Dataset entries
....
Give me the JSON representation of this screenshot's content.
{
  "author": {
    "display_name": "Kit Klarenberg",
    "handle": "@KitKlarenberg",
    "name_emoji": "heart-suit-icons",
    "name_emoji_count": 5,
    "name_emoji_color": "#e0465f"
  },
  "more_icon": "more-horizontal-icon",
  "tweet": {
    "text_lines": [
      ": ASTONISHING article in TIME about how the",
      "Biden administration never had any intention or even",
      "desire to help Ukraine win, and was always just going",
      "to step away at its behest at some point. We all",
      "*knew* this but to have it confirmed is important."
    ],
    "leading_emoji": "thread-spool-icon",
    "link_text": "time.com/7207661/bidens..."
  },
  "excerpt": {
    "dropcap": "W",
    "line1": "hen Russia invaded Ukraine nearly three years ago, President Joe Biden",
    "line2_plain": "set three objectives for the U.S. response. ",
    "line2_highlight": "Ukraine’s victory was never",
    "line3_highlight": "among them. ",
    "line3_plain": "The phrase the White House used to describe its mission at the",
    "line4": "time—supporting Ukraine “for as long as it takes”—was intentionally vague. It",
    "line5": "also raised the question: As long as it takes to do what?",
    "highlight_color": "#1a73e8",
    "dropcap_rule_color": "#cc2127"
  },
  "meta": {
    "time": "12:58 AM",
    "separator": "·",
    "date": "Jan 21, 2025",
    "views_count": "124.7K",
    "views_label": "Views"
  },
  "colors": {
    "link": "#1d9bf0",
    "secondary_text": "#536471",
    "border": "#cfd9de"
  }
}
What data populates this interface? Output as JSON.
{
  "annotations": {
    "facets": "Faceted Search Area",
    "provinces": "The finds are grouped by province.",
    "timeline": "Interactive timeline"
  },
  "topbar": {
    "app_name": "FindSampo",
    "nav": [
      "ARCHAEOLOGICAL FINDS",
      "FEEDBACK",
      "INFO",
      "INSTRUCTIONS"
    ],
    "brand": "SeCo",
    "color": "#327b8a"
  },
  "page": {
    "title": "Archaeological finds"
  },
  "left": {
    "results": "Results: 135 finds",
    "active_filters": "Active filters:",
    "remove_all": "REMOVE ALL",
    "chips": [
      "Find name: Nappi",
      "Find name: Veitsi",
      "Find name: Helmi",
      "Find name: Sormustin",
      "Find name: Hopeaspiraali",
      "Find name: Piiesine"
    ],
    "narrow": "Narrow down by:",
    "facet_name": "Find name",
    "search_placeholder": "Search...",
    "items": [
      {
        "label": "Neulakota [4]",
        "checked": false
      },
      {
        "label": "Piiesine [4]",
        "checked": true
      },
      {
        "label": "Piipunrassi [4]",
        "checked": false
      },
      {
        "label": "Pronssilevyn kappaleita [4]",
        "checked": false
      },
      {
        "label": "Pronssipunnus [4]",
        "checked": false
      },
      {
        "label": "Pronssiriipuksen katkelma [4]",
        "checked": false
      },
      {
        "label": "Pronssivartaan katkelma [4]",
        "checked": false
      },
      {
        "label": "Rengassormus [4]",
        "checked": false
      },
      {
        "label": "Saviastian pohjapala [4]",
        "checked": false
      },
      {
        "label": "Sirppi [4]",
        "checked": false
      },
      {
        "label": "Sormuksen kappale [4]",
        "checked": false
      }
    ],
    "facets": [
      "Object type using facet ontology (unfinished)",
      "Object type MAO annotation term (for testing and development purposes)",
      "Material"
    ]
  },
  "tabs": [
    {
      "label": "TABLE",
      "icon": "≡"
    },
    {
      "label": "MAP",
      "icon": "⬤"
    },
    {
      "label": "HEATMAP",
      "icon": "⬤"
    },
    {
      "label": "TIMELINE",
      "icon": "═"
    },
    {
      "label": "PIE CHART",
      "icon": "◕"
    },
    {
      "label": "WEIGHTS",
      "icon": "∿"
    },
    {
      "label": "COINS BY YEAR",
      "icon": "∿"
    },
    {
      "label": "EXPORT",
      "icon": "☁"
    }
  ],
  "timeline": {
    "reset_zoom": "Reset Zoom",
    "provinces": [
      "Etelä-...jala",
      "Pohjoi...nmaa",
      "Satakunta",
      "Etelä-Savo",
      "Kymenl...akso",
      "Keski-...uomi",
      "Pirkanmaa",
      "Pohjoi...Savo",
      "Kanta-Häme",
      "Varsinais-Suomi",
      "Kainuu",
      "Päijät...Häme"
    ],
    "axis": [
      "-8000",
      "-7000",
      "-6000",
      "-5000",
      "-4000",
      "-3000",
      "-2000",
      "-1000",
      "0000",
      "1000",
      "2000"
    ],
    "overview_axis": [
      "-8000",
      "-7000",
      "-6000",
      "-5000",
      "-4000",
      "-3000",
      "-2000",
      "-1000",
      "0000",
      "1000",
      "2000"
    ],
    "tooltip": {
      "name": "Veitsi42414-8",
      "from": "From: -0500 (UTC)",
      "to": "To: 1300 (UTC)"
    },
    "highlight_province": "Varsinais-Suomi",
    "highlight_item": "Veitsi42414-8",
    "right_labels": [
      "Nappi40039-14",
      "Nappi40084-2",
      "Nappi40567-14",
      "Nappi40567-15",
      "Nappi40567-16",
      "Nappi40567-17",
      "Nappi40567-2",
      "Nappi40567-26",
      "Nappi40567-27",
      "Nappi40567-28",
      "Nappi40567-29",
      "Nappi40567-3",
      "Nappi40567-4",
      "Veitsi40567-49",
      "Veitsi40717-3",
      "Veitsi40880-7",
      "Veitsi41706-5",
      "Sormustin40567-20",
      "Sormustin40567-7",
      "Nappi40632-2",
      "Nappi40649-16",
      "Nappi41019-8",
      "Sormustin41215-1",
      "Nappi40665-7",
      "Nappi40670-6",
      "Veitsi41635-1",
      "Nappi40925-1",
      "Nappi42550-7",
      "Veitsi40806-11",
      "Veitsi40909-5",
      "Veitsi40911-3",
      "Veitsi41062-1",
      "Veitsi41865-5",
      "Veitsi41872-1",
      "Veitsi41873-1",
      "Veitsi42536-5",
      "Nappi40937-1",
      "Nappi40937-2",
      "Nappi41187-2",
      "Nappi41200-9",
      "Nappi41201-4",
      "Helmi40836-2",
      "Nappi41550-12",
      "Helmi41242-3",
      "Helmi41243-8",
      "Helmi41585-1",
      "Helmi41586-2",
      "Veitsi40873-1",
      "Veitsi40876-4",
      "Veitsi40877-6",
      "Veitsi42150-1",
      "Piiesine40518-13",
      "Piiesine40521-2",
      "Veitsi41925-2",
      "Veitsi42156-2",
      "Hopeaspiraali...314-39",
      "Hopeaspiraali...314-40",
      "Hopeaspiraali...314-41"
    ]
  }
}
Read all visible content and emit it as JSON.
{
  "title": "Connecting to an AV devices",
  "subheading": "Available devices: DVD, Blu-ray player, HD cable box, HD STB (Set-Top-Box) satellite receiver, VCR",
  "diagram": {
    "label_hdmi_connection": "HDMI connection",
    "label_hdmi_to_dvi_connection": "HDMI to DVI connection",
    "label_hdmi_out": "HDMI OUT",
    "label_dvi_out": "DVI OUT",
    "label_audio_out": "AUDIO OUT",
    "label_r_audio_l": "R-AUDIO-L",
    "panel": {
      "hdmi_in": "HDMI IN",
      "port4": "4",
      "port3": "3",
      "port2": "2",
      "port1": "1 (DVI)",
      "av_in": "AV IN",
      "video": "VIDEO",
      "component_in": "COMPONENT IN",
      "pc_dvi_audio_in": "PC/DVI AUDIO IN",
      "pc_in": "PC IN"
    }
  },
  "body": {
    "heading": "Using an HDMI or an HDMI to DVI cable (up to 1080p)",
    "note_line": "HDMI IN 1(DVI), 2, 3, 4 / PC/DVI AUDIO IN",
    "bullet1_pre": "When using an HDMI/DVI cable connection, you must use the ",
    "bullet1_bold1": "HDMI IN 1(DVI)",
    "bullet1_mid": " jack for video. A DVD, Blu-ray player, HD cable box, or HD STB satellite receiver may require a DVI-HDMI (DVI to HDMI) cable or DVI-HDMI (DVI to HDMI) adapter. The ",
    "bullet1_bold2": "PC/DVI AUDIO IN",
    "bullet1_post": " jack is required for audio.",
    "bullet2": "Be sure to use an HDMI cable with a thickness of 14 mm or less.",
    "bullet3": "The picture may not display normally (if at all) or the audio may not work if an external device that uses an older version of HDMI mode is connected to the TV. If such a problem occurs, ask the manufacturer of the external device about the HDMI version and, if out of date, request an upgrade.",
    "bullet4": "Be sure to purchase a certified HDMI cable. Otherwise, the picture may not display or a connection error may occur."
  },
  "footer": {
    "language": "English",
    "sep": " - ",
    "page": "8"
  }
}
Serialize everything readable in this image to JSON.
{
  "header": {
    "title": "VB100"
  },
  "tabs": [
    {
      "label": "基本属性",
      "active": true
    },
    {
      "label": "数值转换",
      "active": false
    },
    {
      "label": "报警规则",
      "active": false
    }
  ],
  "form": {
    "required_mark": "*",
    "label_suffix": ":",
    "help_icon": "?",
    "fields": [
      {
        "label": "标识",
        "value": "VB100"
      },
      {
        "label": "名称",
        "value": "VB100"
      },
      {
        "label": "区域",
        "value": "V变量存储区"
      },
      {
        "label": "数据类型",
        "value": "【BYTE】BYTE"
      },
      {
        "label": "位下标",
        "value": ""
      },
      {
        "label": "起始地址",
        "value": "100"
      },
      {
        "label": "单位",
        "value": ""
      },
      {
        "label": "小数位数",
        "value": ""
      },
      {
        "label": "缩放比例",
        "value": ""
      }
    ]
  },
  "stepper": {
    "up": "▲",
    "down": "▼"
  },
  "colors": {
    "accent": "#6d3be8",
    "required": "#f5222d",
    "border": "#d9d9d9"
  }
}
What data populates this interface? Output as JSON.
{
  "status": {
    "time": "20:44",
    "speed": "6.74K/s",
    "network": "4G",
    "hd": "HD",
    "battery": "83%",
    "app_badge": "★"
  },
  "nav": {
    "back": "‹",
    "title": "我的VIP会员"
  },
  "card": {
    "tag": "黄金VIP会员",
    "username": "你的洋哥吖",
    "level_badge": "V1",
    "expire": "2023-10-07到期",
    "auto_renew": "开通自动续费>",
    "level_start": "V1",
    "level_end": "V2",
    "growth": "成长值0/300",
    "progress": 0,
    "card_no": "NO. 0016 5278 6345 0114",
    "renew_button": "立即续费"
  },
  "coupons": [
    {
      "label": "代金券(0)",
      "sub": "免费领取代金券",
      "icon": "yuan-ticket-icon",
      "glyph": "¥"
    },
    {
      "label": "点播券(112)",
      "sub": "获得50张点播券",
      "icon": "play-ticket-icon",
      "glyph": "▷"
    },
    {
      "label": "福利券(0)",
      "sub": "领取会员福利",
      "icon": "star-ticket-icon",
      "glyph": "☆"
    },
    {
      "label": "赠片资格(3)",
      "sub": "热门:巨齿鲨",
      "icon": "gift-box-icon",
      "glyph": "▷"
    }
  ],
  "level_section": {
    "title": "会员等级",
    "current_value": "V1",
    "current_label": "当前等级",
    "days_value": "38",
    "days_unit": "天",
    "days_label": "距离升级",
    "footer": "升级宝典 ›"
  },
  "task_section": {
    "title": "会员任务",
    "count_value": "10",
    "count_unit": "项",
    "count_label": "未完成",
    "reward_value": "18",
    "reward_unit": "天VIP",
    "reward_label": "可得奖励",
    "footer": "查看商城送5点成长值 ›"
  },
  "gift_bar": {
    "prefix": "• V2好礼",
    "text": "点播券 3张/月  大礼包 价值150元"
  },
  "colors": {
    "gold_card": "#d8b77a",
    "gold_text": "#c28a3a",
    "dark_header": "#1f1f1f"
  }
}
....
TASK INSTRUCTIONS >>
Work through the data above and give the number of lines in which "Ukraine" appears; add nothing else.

TASK RESPONSE >>
4